_Records from a data source_
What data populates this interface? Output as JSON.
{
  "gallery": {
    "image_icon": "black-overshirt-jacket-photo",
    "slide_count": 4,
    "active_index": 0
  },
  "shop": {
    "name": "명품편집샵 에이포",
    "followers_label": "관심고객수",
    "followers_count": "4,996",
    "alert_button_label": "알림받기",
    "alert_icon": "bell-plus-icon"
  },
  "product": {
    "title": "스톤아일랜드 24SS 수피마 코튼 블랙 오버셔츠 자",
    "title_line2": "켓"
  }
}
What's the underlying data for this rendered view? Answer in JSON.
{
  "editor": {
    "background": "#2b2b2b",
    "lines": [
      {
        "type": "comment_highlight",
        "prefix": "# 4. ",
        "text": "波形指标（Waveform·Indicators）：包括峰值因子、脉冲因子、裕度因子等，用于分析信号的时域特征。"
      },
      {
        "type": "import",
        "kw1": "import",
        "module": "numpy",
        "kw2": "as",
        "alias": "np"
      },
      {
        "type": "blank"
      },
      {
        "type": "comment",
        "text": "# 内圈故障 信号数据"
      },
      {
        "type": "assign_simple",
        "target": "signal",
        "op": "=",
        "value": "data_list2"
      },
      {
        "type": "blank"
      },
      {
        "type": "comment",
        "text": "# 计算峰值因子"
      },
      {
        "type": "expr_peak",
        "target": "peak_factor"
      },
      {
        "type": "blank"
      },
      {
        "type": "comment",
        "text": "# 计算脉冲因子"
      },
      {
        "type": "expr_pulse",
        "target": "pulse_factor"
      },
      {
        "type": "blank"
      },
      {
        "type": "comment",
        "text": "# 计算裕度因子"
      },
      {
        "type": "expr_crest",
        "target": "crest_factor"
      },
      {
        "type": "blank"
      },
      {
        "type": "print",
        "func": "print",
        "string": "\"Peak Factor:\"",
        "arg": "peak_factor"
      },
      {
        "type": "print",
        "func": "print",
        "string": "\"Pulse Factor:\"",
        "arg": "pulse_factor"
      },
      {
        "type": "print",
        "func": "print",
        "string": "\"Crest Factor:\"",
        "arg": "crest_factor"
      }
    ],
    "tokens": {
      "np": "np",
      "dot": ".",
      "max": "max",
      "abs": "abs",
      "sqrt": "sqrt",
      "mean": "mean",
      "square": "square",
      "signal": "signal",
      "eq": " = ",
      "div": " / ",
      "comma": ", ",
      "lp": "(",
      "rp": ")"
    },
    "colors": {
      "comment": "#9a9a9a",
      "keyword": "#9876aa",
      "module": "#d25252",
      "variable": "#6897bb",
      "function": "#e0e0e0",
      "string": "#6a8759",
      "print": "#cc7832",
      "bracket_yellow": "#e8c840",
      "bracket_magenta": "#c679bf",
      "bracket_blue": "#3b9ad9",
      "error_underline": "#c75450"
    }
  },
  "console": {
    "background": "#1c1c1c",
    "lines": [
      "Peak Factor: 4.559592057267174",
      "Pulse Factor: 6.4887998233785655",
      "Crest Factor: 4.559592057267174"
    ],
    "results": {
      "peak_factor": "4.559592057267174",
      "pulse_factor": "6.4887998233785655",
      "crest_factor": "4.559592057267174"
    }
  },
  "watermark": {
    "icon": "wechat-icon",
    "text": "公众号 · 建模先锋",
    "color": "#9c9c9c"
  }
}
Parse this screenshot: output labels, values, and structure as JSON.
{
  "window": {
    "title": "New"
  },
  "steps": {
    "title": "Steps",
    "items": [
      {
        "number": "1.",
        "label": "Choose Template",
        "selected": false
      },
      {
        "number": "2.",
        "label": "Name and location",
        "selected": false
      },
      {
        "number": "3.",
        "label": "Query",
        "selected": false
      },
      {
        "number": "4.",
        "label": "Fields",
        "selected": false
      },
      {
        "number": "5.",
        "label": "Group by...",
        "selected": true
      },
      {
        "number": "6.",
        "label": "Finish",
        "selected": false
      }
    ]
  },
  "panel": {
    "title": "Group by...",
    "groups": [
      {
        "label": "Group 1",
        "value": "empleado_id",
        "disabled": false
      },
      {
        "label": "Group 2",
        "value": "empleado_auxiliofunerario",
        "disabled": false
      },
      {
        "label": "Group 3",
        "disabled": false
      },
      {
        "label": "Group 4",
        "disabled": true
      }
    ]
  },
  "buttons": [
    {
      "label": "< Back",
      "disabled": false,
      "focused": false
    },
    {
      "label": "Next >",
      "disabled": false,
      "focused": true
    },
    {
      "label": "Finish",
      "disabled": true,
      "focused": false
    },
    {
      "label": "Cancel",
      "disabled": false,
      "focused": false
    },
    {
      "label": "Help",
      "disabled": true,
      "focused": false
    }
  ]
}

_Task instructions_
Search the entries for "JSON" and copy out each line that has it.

_Task response_
What data populates this interface? Output as JSON.
What's the underlying data for this rendered view? Answer in JSON.
Parse this screenshot: output labels, values, and structure as JSON.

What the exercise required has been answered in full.